• Problem statement: Every line of the entries below that mentions "this" is to be copied out.
Available data: Begin
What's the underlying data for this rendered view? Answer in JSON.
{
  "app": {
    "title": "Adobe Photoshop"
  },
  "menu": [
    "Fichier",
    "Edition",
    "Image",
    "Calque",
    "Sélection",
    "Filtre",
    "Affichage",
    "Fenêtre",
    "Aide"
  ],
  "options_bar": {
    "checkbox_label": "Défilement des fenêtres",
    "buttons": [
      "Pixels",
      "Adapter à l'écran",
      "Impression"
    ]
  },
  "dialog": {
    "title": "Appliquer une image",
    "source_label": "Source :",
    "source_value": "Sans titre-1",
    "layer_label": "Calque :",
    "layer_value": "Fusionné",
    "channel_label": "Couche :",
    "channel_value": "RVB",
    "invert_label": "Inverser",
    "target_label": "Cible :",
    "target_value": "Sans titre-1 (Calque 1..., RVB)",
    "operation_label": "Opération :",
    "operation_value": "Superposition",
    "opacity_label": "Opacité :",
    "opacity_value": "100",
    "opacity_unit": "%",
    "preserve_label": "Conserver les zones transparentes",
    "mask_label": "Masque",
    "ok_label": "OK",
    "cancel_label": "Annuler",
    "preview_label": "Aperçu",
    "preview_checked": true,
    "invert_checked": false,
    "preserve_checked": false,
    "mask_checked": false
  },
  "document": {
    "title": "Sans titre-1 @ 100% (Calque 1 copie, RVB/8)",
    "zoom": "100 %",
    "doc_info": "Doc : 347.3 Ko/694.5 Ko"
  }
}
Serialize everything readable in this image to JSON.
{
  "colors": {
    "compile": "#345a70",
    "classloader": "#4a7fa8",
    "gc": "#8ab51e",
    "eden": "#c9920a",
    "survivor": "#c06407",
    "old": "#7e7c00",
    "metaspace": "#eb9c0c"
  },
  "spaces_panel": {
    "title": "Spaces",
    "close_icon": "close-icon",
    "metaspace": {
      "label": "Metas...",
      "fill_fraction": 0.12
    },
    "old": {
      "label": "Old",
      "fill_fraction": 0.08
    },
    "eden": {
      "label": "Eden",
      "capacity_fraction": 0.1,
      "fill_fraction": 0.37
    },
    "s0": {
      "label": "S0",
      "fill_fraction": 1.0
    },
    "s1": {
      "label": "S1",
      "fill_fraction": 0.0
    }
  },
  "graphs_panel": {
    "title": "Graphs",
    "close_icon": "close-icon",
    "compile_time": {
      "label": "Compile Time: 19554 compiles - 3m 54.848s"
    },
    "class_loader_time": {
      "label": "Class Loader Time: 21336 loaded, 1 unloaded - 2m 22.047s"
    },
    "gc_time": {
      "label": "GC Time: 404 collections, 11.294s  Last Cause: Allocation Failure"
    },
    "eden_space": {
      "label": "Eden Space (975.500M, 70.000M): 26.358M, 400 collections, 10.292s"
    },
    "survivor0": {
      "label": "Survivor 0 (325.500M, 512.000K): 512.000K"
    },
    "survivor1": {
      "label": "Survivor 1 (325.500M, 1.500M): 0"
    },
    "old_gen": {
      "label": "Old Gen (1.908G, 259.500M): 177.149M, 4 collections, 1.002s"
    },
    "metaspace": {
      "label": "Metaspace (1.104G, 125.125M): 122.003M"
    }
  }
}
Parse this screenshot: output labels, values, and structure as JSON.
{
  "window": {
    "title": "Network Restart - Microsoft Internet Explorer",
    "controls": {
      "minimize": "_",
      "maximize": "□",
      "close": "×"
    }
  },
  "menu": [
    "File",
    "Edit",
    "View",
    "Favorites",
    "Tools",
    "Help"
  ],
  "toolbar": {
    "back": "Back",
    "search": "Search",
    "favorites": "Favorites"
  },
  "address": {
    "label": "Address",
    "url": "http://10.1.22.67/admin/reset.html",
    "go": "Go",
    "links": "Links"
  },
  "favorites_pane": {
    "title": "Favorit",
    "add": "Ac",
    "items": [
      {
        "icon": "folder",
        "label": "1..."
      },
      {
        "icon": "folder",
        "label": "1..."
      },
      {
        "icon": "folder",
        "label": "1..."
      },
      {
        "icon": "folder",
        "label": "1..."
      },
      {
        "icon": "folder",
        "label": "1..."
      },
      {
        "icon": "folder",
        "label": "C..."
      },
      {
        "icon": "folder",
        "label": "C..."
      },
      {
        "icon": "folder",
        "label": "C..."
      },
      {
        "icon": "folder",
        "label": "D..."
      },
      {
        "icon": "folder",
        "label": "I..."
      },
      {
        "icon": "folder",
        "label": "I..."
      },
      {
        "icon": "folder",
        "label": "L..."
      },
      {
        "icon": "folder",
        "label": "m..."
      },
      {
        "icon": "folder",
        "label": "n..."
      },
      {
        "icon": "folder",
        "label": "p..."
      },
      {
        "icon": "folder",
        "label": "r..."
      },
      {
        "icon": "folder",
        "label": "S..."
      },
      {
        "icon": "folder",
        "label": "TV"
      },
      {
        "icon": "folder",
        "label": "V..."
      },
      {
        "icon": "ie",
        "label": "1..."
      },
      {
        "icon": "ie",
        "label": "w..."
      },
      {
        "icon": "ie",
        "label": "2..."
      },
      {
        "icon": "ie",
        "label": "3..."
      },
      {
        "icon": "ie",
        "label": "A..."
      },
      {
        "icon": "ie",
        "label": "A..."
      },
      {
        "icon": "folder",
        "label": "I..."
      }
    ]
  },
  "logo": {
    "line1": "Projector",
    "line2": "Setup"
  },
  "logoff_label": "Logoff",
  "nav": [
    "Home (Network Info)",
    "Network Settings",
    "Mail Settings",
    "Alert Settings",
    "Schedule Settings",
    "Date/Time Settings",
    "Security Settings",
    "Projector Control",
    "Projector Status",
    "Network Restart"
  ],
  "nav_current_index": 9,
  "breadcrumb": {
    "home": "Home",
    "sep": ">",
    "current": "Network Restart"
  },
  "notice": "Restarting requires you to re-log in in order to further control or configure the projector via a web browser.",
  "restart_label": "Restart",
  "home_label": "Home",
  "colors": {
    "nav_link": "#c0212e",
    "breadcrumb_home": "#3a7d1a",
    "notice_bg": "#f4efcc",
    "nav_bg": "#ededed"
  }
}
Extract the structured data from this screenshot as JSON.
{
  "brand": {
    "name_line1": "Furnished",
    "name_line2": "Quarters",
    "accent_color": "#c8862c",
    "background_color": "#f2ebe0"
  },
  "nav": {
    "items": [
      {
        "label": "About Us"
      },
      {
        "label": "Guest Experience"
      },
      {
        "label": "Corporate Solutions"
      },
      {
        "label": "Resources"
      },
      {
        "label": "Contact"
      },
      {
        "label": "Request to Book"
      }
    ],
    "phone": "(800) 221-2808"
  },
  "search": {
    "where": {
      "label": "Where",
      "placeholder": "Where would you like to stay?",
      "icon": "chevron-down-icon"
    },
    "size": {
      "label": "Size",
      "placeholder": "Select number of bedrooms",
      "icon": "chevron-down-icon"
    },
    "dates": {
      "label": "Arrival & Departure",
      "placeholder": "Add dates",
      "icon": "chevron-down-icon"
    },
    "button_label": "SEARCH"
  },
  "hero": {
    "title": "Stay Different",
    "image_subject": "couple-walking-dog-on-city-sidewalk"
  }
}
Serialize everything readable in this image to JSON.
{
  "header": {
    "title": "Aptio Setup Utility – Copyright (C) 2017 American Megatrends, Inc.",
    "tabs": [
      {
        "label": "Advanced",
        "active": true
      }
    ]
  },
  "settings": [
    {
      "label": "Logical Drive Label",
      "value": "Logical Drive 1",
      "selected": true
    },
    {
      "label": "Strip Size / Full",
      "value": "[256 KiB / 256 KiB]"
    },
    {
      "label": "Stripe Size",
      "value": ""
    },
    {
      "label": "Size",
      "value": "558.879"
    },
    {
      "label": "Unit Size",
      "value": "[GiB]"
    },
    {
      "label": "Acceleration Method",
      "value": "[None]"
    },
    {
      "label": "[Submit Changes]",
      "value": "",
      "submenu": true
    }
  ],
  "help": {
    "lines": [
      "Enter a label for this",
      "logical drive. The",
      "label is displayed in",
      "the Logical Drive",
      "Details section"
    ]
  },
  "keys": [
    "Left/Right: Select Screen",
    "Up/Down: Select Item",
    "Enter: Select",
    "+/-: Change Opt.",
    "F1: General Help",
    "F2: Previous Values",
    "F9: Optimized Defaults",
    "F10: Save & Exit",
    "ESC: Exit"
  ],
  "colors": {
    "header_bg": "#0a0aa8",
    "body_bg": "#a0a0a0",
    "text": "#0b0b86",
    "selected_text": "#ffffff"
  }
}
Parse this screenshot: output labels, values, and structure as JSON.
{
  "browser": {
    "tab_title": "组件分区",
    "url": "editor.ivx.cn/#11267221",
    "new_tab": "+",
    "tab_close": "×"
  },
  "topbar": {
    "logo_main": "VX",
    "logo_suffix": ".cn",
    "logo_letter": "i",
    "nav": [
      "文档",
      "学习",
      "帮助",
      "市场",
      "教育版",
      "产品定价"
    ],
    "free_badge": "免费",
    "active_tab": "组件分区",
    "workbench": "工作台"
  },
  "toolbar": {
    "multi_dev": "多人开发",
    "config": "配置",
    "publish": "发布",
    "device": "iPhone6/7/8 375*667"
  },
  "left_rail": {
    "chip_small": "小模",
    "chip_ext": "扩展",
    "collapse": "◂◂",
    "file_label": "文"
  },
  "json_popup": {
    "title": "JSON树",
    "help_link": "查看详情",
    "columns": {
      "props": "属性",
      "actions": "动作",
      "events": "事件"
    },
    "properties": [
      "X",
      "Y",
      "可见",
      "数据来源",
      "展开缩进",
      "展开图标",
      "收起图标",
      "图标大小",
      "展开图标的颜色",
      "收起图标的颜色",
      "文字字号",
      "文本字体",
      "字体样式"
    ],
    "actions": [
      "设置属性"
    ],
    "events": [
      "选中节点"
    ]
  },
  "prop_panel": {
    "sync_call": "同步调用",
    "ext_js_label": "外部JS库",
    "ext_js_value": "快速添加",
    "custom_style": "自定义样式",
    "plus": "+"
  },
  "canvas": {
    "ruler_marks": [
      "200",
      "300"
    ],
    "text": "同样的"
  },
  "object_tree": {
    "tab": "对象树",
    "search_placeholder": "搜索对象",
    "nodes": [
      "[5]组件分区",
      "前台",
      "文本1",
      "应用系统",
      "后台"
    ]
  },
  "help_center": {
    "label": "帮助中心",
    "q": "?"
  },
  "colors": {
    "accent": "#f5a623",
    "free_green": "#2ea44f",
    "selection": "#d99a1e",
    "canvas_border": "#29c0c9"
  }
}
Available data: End
• Reply:
What's the underlying data for this rendered view? Answer in JSON.
Serialize everything readable in this image to JSON.
Parse this screenshot: output labels, values, and structure as JSON.
Extract the structured data from this screenshot as JSON.
Serialize everything readable in this image to JSON.
      "Enter a label for this",
Parse this screenshot: output labels, values, and structure as JSON.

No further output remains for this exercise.